Positano is a stunning town and probably the most popular town on the coast for tourists. It is built into the hills and offers fantastic sea food and many dishes with a lemon base. If you are staying in Positano, try to stay close to the beach. The small public beach is rocky so make sure to bring shoes for little ones if they will be playing. If you are using the public beach you will need to bring chairs and towels but if you don’t want to carry them up the stairs, you can also rent chairs and towels at the beach club. If possible, try to get a hotel with a pool if you are basing yourself here.
A great day out with babies and toddlers is to the town of Ravello, in the hills near to Amalfi. This has a number of flat areas for kids to run around and maneuvering with a stroller is easier here than in some of the other hillier towns.
Sorrento is another option although again, the town is on top of a hill and although you can explore the hilltop area easily with a stroller you may find it difficult to walk anywhere downhill with a stroller as there are steep slopes and steps.There are at least 3 children’s playgrounds in Sorrento, two of them just off Corsa Italia in the town centre.The beaches are mostly pebbly or rocky and most people use the bathing platforms to sunbathe and swim but you must pay a fee for these. The town is filled with cobblestone streets, colourful flowers and picture-perfect views of Mount Vesuvius and Naples. Parts of the town are hilly but it is not as steep and step-filled as Positano.
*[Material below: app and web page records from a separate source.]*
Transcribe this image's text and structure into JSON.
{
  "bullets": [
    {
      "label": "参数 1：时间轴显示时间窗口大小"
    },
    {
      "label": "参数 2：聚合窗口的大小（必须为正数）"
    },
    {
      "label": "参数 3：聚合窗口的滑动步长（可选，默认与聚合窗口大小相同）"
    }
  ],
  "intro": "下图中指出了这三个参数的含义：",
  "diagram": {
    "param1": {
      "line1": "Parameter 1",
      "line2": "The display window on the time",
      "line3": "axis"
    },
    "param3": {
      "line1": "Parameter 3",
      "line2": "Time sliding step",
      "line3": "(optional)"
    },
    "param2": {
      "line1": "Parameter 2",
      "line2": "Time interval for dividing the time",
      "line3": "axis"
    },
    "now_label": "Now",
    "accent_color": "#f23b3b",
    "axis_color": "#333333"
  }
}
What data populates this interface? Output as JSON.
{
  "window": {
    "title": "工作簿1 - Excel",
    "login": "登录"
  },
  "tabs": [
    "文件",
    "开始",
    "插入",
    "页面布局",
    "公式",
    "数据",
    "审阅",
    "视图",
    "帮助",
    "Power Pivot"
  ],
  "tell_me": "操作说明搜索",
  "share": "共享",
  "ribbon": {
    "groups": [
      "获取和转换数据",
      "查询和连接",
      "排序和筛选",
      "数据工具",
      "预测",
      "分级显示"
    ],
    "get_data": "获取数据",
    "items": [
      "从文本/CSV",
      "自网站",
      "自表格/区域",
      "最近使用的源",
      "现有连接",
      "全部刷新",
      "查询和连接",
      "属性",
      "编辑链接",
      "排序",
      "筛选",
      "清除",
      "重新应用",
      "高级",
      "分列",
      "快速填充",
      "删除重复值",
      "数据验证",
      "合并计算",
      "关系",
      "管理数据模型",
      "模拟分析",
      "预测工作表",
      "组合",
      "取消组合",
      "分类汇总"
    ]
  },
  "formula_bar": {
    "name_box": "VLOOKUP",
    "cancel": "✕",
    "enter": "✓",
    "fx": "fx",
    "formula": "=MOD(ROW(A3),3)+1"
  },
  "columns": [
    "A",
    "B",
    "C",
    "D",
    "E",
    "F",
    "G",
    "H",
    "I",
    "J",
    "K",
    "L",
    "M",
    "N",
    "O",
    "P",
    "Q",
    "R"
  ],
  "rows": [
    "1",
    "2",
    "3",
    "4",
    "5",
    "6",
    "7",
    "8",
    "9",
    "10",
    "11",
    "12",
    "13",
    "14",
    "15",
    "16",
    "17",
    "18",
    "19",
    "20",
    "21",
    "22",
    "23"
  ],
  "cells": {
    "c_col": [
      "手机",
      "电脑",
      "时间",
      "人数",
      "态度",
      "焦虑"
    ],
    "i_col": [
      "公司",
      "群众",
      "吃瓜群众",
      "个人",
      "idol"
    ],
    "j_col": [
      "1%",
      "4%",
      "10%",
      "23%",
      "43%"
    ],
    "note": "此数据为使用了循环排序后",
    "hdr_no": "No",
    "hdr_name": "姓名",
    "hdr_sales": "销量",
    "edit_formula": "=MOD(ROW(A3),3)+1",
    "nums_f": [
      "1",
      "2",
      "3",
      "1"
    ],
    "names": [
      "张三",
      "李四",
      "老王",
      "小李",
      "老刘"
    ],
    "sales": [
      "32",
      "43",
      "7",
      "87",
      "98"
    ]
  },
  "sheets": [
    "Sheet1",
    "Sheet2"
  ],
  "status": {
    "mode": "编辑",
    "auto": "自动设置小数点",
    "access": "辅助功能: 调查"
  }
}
Swimming Sorrento-style is via wooden or stone bathing platforms beneath the cliffs, not ideal for toddlers so you may need to travel to find a more child friendly beach or you could also opt to stay in a hotel with a nice pool if you decide to base yourself in Sorrento.